“How Can It Be a Problem If You Need Them Both?” Women Juggling Paid and Unpaid Care Work in Tanzania

This paper summarizes the findings of mixed-method research that was carried out in Tanzania as part of the ‘Balancing Unpaid Care Work and Paid Work: Successes, Challenges and Lessons for Women’s Economic Empowerment Programs and Policies’ research project (2015–17). It reflects the voices and experiences of women and their household members participating in Women’s Economic Empowerment (WEE) programs across four sites in the rural districts of Korogwe and Lushoto in the Tanga region. Participants in two WEE programs are represented, namely the state-run Women Development Fund (WDF) and Oxfam’s Food Security for Tanzanian Farmers program. This study and its findings clearly indicate that women shoulder the majority of unpaid work and struggle to balance this with paid work responsibilities. While some tasks are shared with other household members, there is no evidence to suggest that women are in a position to redistribute unpaid care work responsibilities to the state, the market or the community. Reasons for this appear to be mainly grounded in gender norms, the lack of public provision of services that are essential for facilitating care as well as paid work, and the low returns on women’s (and men’s) paid work. This study highlights that if no explicit action is undertaken to support a re-balance—whether that is through addressing working conditions, childcare arrangements, social norms, values or otherwise—patterns of unbalance will reproduce and perpetuate themselves, offering women valuable economic opportunities that help to improve living conditions and possibly their position within household or community settings, but never stretching quite far enough to reduce drudgery and the physical and psychosocial stress of juggling too many responsibilities.

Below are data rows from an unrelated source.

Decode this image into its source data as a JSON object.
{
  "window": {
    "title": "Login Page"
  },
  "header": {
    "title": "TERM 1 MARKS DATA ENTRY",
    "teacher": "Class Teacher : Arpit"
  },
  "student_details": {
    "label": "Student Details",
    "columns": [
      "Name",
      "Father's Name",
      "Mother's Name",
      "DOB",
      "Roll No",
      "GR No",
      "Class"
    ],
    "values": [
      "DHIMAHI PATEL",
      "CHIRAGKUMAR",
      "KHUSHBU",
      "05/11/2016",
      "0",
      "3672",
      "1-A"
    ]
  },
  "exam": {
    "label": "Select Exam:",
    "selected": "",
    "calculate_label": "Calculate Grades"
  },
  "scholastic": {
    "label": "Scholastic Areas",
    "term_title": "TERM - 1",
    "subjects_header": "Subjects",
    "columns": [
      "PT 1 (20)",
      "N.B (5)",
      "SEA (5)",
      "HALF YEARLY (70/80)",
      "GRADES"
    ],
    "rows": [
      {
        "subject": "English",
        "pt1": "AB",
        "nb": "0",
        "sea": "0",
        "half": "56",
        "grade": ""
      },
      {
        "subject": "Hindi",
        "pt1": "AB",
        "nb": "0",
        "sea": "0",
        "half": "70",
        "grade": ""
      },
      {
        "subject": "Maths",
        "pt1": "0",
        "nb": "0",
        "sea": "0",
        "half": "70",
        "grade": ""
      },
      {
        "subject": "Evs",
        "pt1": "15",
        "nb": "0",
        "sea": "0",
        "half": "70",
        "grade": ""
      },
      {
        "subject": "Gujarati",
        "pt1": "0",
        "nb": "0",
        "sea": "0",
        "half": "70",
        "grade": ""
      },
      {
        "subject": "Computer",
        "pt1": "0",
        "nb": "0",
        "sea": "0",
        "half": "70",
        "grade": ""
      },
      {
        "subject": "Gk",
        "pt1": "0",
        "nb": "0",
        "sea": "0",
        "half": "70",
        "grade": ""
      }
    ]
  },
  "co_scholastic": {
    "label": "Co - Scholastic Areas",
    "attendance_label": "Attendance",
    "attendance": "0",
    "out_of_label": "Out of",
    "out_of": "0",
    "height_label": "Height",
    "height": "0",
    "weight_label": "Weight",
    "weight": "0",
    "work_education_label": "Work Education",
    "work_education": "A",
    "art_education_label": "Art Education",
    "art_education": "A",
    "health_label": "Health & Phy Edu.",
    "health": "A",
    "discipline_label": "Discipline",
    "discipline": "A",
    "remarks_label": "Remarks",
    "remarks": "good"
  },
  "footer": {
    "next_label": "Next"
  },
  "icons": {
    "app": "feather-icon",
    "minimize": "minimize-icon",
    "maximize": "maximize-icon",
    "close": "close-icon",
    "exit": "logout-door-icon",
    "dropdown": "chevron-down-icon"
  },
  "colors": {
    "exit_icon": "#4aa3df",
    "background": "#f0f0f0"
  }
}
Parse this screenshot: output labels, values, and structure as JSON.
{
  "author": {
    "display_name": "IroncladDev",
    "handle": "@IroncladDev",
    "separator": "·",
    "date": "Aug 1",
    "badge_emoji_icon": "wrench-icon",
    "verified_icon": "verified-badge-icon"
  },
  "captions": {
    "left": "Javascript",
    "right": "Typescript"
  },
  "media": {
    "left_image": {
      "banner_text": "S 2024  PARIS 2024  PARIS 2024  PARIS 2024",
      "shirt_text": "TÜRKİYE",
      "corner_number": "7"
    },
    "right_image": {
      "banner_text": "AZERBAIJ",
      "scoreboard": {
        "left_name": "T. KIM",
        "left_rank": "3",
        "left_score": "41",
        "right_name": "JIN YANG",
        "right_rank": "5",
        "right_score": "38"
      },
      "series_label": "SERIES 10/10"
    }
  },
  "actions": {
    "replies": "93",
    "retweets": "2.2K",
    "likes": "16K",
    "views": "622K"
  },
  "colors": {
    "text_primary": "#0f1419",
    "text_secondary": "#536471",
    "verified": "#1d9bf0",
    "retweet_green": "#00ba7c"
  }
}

Authors: Zambelli, Elena; Roelen, Keetie; Hossain, Naomi; Chopra, Deepta; Musoke, Jenipher Twebaze 
Type: Working Paper
Year: 2017